Lastly, if you’re ever considering traveling to a conference on your own but are unsure if you’ll enjoy it , here are a few things to keep in mind:
- You will definitely not be the only person who came on their own :)
- You don’t need to “network” per se. As an introvert, I like socializing and meeting new people, but I cringe when I hear overt sales pitches during conferences, and generally only strike up conversations when I’m feeling up for it, or if there is something natural to talk about.
- Take some breaks. Likeminds was particularly nice for this, as we were in a beautiful country setting with a pool, but really at any conference, if you’re feeling like your brain is about to explode from too many presentations or people, take a walk and come back when you’re refreshed.
- Try not to hide in your screen if feeling anxious. I’m guilty of this a bit, but was pleasantly surprised at how much more likely people were to strike up conversations if I was simply taking notes, reading a book, or admiring the surroundings. Burying in your phone is the social equivalent of saying ‘I don’t want to talk to anyone’.

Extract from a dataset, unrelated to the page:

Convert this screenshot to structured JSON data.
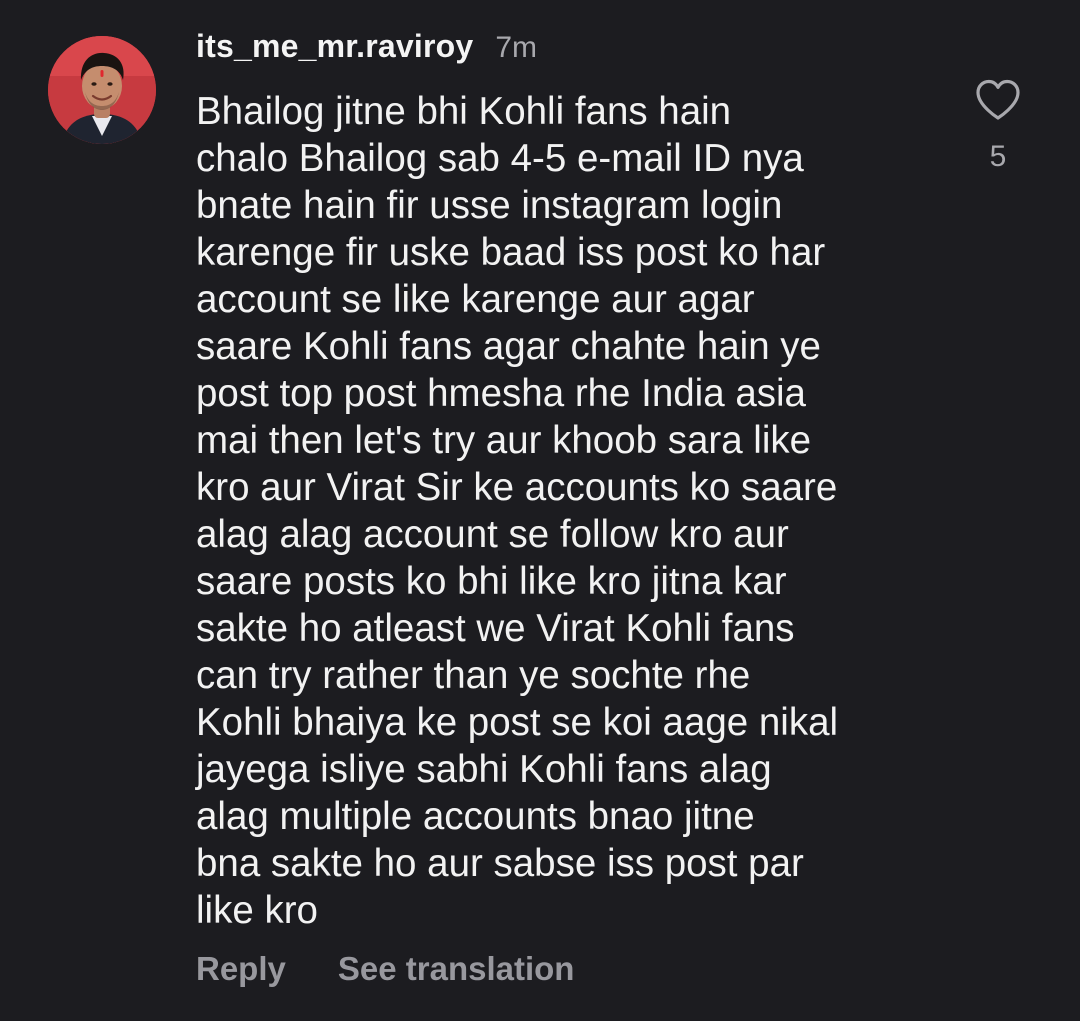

I’m so happy that I checked out this first edition of Likeminds, and hope it happens again next year. If you were there and would like to connect in Montreal or otherwise, say hi!